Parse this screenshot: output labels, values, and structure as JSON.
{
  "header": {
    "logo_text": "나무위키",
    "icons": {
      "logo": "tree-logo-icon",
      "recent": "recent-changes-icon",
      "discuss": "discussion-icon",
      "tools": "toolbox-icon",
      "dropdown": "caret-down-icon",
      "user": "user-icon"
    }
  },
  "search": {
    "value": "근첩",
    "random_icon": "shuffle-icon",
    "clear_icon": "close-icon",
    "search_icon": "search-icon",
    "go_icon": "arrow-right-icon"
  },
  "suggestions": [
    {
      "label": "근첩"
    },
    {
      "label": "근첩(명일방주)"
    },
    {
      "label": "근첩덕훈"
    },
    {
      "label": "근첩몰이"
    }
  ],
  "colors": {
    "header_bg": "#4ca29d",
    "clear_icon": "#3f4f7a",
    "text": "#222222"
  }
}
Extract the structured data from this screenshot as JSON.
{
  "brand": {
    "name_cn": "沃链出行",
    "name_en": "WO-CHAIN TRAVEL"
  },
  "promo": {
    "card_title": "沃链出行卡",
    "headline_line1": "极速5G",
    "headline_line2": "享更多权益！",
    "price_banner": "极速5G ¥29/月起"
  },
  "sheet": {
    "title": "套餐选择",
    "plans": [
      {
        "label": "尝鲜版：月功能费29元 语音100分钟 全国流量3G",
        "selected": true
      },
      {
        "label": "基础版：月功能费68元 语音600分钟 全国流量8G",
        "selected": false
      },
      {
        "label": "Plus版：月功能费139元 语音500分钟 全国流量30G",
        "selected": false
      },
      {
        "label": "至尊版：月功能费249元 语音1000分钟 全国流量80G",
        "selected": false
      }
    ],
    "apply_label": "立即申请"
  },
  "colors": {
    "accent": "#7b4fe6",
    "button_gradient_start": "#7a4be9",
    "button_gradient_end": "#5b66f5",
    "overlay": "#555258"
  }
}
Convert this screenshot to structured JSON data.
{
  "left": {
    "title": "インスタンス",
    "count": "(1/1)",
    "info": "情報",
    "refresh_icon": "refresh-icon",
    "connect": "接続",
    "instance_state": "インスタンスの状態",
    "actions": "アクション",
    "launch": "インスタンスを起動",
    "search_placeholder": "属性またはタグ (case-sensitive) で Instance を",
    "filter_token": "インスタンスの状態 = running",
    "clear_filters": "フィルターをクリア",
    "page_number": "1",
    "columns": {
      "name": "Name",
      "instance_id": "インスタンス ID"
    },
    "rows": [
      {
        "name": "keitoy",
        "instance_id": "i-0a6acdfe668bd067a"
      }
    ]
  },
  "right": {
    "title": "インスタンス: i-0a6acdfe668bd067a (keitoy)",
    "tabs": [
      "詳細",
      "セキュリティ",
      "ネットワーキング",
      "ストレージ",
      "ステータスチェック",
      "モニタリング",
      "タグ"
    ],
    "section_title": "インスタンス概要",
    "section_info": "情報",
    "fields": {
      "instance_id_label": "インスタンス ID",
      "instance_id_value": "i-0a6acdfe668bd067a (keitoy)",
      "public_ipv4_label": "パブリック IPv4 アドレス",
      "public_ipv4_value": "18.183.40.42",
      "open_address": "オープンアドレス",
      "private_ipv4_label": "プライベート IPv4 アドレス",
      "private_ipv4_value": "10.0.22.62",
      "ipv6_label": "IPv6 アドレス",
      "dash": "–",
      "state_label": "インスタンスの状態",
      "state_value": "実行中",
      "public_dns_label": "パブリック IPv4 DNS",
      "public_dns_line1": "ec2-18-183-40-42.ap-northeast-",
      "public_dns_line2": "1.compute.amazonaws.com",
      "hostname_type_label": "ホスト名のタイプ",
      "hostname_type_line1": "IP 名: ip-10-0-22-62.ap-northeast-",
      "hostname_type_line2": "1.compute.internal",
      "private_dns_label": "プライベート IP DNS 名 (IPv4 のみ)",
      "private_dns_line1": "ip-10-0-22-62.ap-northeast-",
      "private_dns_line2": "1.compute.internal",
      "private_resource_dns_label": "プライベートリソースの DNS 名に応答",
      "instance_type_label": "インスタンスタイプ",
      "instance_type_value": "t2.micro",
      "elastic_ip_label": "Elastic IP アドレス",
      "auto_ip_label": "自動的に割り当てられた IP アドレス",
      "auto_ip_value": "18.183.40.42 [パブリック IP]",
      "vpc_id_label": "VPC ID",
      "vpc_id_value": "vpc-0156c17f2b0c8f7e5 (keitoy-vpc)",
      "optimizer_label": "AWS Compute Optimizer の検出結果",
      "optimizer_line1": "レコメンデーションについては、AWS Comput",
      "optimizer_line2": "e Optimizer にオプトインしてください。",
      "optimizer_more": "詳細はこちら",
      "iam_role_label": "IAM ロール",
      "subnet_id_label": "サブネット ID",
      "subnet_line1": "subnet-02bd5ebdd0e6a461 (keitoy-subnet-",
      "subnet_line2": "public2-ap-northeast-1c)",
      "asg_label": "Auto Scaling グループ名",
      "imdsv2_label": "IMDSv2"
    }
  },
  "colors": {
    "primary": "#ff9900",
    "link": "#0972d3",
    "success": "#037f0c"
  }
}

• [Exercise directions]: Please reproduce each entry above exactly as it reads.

• [Completed task]:
Parse this screenshot: output labels, values, and structure as JSON.
{
  "header": {
    "logo_text": "나무위키",
    "icons": {
      "logo": "tree-logo-icon",
      "recent": "recent-changes-icon",
      "discuss": "discussion-icon",
      "tools": "toolbox-icon",
      "dropdown": "caret-down-icon",
      "user": "user-icon"
    }
  },
  "search": {
    "value": "근첩",
    "random_icon": "shuffle-icon",
    "clear_icon": "close-icon",
    "search_icon": "search-icon",
    "go_icon": "arrow-right-icon"
  },
  "suggestions": [
    {
      "label": "근첩"
    },
    {
      "label": "근첩(명일방주)"
    },
    {
      "label": "근첩덕훈"
    },
    {
      "label": "근첩몰이"
    }
  ],
  "colors": {
    "header_bg": "#4ca29d",
    "clear_icon": "#3f4f7a",
    "text": "#222222"
  }
}
Extract the structured data from this screenshot as JSON.
{
  "brand": {
    "name_cn": "沃链出行",
    "name_en": "WO-CHAIN TRAVEL"
  },
  "promo": {
    "card_title": "沃链出行卡",
    "headline_line1": "极速5G",
    "headline_line2": "享更多权益！",
    "price_banner": "极速5G ¥29/月起"
  },
  "sheet": {
    "title": "套餐选择",
    "plans": [
      {
        "label": "尝鲜版：月功能费29元 语音100分钟 全国流量3G",
        "selected": true
      },
      {
        "label": "基础版：月功能费68元 语音600分钟 全国流量8G",
        "selected": false
      },
      {
        "label": "Plus版：月功能费139元 语音500分钟 全国流量30G",
        "selected": false
      },
      {
        "label": "至尊版：月功能费249元 语音1000分钟 全国流量80G",
        "selected": false
      }
    ],
    "apply_label": "立即申请"
  },
  "colors": {
    "accent": "#7b4fe6",
    "button_gradient_start": "#7a4be9",
    "button_gradient_end": "#5b66f5",
    "overlay": "#555258"
  }
}
Convert this screenshot to structured JSON data.
{
  "left": {
    "title": "インスタンス",
    "count": "(1/1)",
    "info": "情報",
    "refresh_icon": "refresh-icon",
    "connect": "接続",
    "instance_state": "インスタンスの状態",
    "actions": "アクション",
    "launch": "インスタンスを起動",
    "search_placeholder": "属性またはタグ (case-sensitive) で Instance を",
    "filter_token": "インスタンスの状態 = running",
    "clear_filters": "フィルターをクリア",
    "page_number": "1",
    "columns": {
      "name": "Name",
      "instance_id": "インスタンス ID"
    },
    "rows": [
      {
        "name": "keitoy",
        "instance_id": "i-0a6acdfe668bd067a"
      }
    ]
  },
  "right": {
    "title": "インスタンス: i-0a6acdfe668bd067a (keitoy)",
    "tabs": [
      "詳細",
      "セキュリティ",
      "ネットワーキング",
      "ストレージ",
      "ステータスチェック",
      "モニタリング",
      "タグ"
    ],
    "section_title": "インスタンス概要",
    "section_info": "情報",
    "fields": {
      "instance_id_label": "インスタンス ID",
      "instance_id_value": "i-0a6acdfe668bd067a (keitoy)",
      "public_ipv4_label": "パブリック IPv4 アドレス",
      "public_ipv4_value": "18.183.40.42",
      "open_address": "オープンアドレス",
      "private_ipv4_label": "プライベート IPv4 アドレス",
      "private_ipv4_value": "10.0.22.62",
      "ipv6_label": "IPv6 アドレス",
      "dash": "–",
      "state_label": "インスタンスの状態",
      "state_value": "実行中",
      "public_dns_label": "パブリック IPv4 DNS",
      "public_dns_line1": "ec2-18-183-40-42.ap-northeast-",
      "public_dns_line2": "1.compute.amazonaws.com",
      "hostname_type_label": "ホスト名のタイプ",
      "hostname_type_line1": "IP 名: ip-10-0-22-62.ap-northeast-",
      "hostname_type_line2": "1.compute.internal",
      "private_dns_label": "プライベート IP DNS 名 (IPv4 のみ)",
      "private_dns_line1": "ip-10-0-22-62.ap-northeast-",
      "private_dns_line2": "1.compute.internal",
      "private_resource_dns_label": "プライベートリソースの DNS 名に応答",
      "instance_type_label": "インスタンスタイプ",
      "instance_type_value": "t2.micro",
      "elastic_ip_label": "Elastic IP アドレス",
      "auto_ip_label": "自動的に割り当てられた IP アドレス",
      "auto_ip_value": "18.183.40.42 [パブリック IP]",
      "vpc_id_label": "VPC ID",
      "vpc_id_value": "vpc-0156c17f2b0c8f7e5 (keitoy-vpc)",
      "optimizer_label": "AWS Compute Optimizer の検出結果",
      "optimizer_line1": "レコメンデーションについては、AWS Comput",
      "optimizer_line2": "e Optimizer にオプトインしてください。",
      "optimizer_more": "詳細はこちら",
      "iam_role_label": "IAM ロール",
      "subnet_id_label": "サブネット ID",
      "subnet_line1": "subnet-02bd5ebdd0e6a461 (keitoy-subnet-",
      "subnet_line2": "public2-ap-northeast-1c)",
      "asg_label": "Auto Scaling グループ名",
      "imdsv2_label": "IMDSv2"
    }
  },
  "colors": {
    "primary": "#ff9900",
    "link": "#0972d3",
    "success": "#037f0c"
  }
}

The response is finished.